How should we respond to this shift in thinking about institutions? There’s much to say here—and probably more books need to be written (I wrote one a few years ago that covers some of this). But for now I’ll just offer two challenges, one for Christian individuals and one for Christian institutions.
Christian Individuals: Formation Doesn’t Happen in Isolation
From birth, humans are profoundly shaped by others. We are embedded in families, communities, and relationships—all of which contribute to who we become. It’s ludicrous to claim we are autonomous, self-made troubadours who can define whoever we are and whatever we believe. We’re social creatures. Rather than viewing this as a hindrance or roadblock to some vague “true self” telos, we ought to embrace the process of molding, refinement, and growth that happens in community and through institutions. Are institutions perfect? No, and we should absolutely be on guard against their potential abuses.
But just as institutions are flawed, so are individuals. We are fallen and wayward. Our hearts are deceitful (Jer. 17:9). Left to ourselves, blind spots and sinful proclivities go unchecked. We need the limitations, accountability, and virtue training that healthy institutions—particularly local churches—provide. Christians especially should appreciate and value institutions that help form us in Christlikeness. Spiritual formation is almost impossible to do alone. God gives us the gift of communal institutions to help us grow. We decline this gift to our peril.
Christian Institutions: Don’t Be Ashamed of Being a Mold
Churches, Christian colleges, and other faith institutions will lose themselves if they cater to the platform demands and “belonging” requirements of every prospective member. Instead, they ought to be OK being who they are, sticking to the goals and convictions they’ve inherited and which will outlast them, even as cultural winds shift and zeitgeists come and go. Are there times when institutions are errant in ways that must change? Absolutely. But institutions should avoid forsaking long-held convictions or membership requirements out of fear of losing relevance or dwindling in number. If you must change, change because you are wrong in a certain way. Not because you are unpopular in a certain way.
Institutions should avoid forsaking long-held convictions or membership requirements out of fear of losing relevance or dwindling in number. If you must change, change because you are wrong in a certain way. Not because you are unpopular in a certain way.
It’s OK for your institution to not appeal to everyone. Better to be clearly and confidently who you are than ambiguously and nervously chameleonic. The former will last; the latter will fade into oblivion.
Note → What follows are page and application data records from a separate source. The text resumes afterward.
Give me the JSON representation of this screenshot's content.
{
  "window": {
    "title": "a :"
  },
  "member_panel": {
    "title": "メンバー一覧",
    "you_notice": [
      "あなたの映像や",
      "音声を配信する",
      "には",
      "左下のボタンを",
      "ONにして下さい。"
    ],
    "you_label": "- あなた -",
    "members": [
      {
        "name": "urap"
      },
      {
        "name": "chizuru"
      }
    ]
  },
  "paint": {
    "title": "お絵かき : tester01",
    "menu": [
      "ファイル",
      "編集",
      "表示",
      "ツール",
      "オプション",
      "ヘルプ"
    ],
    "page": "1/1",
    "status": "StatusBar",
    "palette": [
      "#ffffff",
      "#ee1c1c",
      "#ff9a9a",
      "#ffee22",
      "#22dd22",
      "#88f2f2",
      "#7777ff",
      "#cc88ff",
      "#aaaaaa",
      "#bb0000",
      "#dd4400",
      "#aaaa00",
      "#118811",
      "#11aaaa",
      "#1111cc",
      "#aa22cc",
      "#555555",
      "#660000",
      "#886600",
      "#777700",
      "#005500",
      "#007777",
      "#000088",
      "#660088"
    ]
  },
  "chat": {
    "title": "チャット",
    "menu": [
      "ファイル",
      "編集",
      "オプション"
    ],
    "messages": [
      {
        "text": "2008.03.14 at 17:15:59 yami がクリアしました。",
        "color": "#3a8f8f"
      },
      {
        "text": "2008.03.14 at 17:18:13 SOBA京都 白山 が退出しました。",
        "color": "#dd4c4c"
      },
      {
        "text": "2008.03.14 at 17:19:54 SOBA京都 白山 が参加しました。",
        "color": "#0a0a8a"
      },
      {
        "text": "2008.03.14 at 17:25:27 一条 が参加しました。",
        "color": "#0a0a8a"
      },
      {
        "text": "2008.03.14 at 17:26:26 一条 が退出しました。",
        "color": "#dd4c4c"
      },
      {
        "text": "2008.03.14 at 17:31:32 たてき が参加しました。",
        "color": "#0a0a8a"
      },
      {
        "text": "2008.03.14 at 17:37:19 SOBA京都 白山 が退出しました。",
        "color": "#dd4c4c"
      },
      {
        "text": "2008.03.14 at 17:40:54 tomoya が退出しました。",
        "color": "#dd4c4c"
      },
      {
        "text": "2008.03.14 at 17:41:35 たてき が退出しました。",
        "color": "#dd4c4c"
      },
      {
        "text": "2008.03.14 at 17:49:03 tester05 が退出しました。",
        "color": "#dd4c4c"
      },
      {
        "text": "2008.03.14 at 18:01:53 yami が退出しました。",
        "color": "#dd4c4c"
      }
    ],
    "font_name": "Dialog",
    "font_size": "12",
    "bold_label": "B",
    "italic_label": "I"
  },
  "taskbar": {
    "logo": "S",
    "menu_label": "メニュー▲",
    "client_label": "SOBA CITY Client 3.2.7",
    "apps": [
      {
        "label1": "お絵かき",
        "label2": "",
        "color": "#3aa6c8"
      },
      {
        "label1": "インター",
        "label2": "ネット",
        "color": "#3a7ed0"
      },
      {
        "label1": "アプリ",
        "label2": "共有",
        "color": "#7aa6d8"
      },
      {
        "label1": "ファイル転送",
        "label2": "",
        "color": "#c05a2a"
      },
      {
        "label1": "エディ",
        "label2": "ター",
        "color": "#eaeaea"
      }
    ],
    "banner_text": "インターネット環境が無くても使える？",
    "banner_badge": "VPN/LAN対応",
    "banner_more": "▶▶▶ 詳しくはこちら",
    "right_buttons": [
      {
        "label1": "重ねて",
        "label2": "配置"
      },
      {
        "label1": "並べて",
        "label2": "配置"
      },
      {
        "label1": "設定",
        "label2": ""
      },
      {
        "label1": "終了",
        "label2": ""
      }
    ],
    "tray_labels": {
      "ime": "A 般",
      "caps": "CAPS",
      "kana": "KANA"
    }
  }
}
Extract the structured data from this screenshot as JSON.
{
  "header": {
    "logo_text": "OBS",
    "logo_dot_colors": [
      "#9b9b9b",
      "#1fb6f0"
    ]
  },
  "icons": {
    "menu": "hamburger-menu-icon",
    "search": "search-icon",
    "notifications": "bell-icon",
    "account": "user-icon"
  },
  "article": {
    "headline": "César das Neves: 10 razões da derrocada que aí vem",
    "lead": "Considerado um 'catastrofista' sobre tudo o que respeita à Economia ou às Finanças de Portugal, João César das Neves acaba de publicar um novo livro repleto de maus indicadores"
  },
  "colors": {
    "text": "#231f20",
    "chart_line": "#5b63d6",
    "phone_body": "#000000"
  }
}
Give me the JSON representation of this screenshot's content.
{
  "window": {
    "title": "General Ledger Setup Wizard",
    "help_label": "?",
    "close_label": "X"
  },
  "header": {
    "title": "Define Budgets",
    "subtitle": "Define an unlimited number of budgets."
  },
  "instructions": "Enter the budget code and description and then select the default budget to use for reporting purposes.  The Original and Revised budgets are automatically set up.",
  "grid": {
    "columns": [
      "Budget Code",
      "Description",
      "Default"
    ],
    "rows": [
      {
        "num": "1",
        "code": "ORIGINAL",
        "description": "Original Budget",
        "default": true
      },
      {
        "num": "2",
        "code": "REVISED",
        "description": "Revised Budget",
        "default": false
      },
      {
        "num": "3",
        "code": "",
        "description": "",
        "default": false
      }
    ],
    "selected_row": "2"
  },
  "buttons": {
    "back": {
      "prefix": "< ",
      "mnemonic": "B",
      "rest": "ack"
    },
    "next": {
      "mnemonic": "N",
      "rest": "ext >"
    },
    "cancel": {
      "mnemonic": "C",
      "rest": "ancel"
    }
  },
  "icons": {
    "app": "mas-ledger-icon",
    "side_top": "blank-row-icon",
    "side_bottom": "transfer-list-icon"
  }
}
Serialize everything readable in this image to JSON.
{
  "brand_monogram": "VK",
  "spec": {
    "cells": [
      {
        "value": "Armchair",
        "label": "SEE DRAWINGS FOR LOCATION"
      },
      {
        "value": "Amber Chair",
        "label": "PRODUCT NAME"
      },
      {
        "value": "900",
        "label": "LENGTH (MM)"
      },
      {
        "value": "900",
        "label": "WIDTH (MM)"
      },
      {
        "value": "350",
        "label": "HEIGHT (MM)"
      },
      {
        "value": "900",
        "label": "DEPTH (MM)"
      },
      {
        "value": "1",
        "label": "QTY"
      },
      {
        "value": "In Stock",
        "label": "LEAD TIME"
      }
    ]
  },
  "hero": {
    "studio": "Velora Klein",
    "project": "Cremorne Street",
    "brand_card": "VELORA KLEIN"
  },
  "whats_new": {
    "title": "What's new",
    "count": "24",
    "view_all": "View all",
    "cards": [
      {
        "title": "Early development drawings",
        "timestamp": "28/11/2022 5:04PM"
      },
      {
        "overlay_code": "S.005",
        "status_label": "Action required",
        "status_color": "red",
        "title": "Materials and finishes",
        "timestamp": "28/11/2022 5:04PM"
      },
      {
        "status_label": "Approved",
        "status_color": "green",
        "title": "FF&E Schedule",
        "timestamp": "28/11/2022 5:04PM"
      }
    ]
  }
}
Faith institutions should make no apologies for a collective formational process that sometimes means subordinating individual goals to the larger mission. This is what faith has always been about. Just ask James and John, whose personal aspirations to status and glory (Mark 10:37) had to die in their discipleship journey with Jesus, who summoned them to be sacrificial servants rather than powerful lords (Mark 10:42–45).
Beauty of Membership
But even if membership in an institution is costly, especially in an age of expressive individualism, the benefits and beauty of membership are great. Institutions call the lonely and frustrated into community; they channel energy for reform and desire for change into collective efforts more likely to move the needle; they pluck us from the burden of presentist concerns and place us in a longer, bigger story; they allow us to contribute to something bigger than ourselves—a mission of incremental progress that predates us and will outlive us.
Institutions may have to work harder to make these compelling qualities appealing in today’s “age of authenticity.” But sooner or later the logic of autonomy will collapse. The dead-end of expressive individualism will become apparent. Lost and aimless modern souls will recognize again the need for institutions. When they do, let’s pray there are still some left to welcome them in and mold them well.